*Prompt*
With images removed, return the whole listing exactly as written.

*Material to process*
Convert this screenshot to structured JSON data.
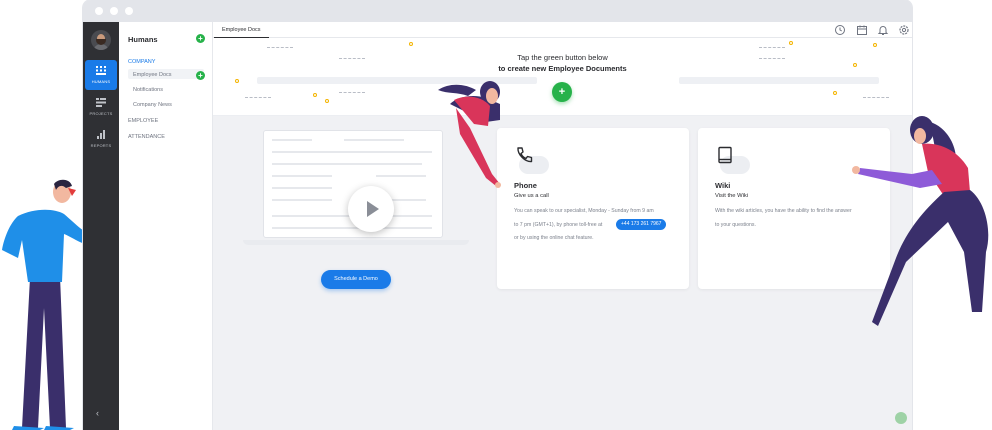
{
  "window": {
    "title_dots": 3
  },
  "rail": {
    "items": [
      {
        "label": "HUMANS",
        "icon": "grid-icon",
        "active": true
      },
      {
        "label": "PROJECTS",
        "icon": "layers-icon",
        "active": false
      },
      {
        "label": "REPORTS",
        "icon": "bar-chart-icon",
        "active": false
      }
    ],
    "collapse_icon": "‹"
  },
  "sidebar": {
    "title": "Humans",
    "items": [
      {
        "label": "COMPANY",
        "active": true
      },
      {
        "label": "Employee Docs",
        "sub": true
      },
      {
        "label": "Notifications",
        "sub": true
      },
      {
        "label": "Company News",
        "sub": true
      },
      {
        "label": "EMPLOYEE"
      },
      {
        "label": "ATTENDANCE"
      }
    ]
  },
  "tabbar": {
    "active_tab": "Employee Docs",
    "icons": [
      "clock-icon",
      "calendar-icon",
      "bell-icon",
      "settings-icon"
    ]
  },
  "hero": {
    "line1": "Tap the green button below",
    "line2": "to create new Employee Documents",
    "add_label": "+"
  },
  "demo": {
    "button_label": "Schedule a Demo"
  },
  "phone_card": {
    "title": "Phone",
    "subtitle": "Give us a call",
    "text1": "You can speak to our specialist, Monday - Sunday from 9 am",
    "text2": "to 7 pm (GMT+1), by phone toll-free at",
    "phone": "+44 173 261 7967",
    "text3": "or by using the online chat feature."
  },
  "wiki_card": {
    "title": "Wiki",
    "subtitle": "Visit the Wiki",
    "text1": "With the wiki articles, you have the ability to find the answer",
    "text2": "to your questions."
  },
  "colors": {
    "accent": "#1a7be8",
    "green": "#27b24a",
    "rail": "#2f3034"
  }
}
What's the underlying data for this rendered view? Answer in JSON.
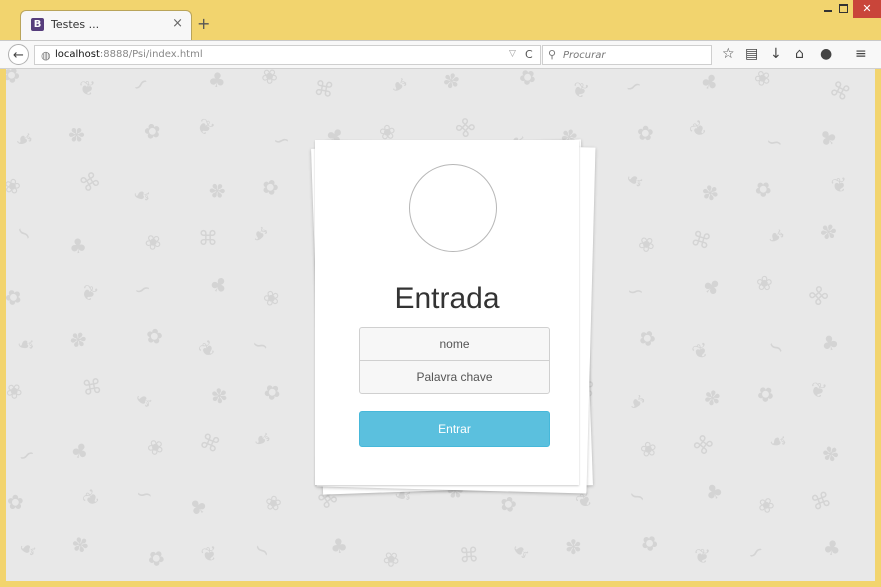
{
  "browser": {
    "tab": {
      "favicon": "B",
      "title": "Testes ...",
      "close": "×"
    },
    "new_tab": "+",
    "window_controls": {
      "close": "✕"
    },
    "url": {
      "host": "localhost",
      "rest": ":8888/Psi/index.html",
      "dropdown": "▽",
      "reload": "C"
    },
    "search": {
      "placeholder": "Procurar"
    },
    "toolbar_icons": [
      "star-icon",
      "reading-list-icon",
      "download-icon",
      "home-icon",
      "chat-icon",
      "menu-icon"
    ]
  },
  "login": {
    "title": "Entrada",
    "name_placeholder": "nome",
    "password_placeholder": "Palavra chave",
    "submit_label": "Entrar"
  },
  "colors": {
    "titlebar": "#f2d46e",
    "page_background": "#e8e8e8",
    "button": "#5bc0de",
    "close_button": "#c9453a"
  }
}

*Answer*
Convert this screenshot to structured JSON data.
{
  "window": {
    "title_dots": 3
  },
  "rail": {
    "items": [
      {
        "label": "HUMANS",
        "icon": "grid-icon",
        "active": true
      },
      {
        "label": "PROJECTS",
        "icon": "layers-icon",
        "active": false
      },
      {
        "label": "REPORTS",
        "icon": "bar-chart-icon",
        "active": false
      }
    ],
    "collapse_icon": "‹"
  },
  "sidebar": {
    "title": "Humans",
    "items": [
      {
        "label": "COMPANY",
        "active": true
      },
      {
        "label": "Employee Docs",
        "sub": true
      },
      {
        "label": "Notifications",
        "sub": true
      },
      {
        "label": "Company News",
        "sub": true
      },
      {
        "label": "EMPLOYEE"
      },
      {
        "label": "ATTENDANCE"
      }
    ]
  },
  "tabbar": {
    "active_tab": "Employee Docs",
    "icons": [
      "clock-icon",
      "calendar-icon",
      "bell-icon",
      "settings-icon"
    ]
  },
  "hero": {
    "line1": "Tap the green button below",
    "line2": "to create new Employee Documents",
    "add_label": "+"
  },
  "demo": {
    "button_label": "Schedule a Demo"
  },
  "phone_card": {
    "title": "Phone",
    "subtitle": "Give us a call",
    "text1": "You can speak to our specialist, Monday - Sunday from 9 am",
    "text2": "to 7 pm (GMT+1), by phone toll-free at",
    "phone": "+44 173 261 7967",
    "text3": "or by using the online chat feature."
  },
  "wiki_card": {
    "title": "Wiki",
    "subtitle": "Visit the Wiki",
    "text1": "With the wiki articles, you have the ability to find the answer",
    "text2": "to your questions."
  },
  "colors": {
    "accent": "#1a7be8",
    "green": "#27b24a",
    "rail": "#2f3034"
  }
}
What's the underlying data for this rendered view? Answer in JSON.
{
  "browser": {
    "tab": {
      "favicon": "B",
      "title": "Testes ...",
      "close": "×"
    },
    "new_tab": "+",
    "window_controls": {
      "close": "✕"
    },
    "url": {
      "host": "localhost",
      "rest": ":8888/Psi/index.html",
      "dropdown": "▽",
      "reload": "C"
    },
    "search": {
      "placeholder": "Procurar"
    },
    "toolbar_icons": [
      "star-icon",
      "reading-list-icon",
      "download-icon",
      "home-icon",
      "chat-icon",
      "menu-icon"
    ]
  },
  "login": {
    "title": "Entrada",
    "name_placeholder": "nome",
    "password_placeholder": "Palavra chave",
    "submit_label": "Entrar"
  },
  "colors": {
    "titlebar": "#f2d46e",
    "page_background": "#e8e8e8",
    "button": "#5bc0de",
    "close_button": "#c9453a"
  }
}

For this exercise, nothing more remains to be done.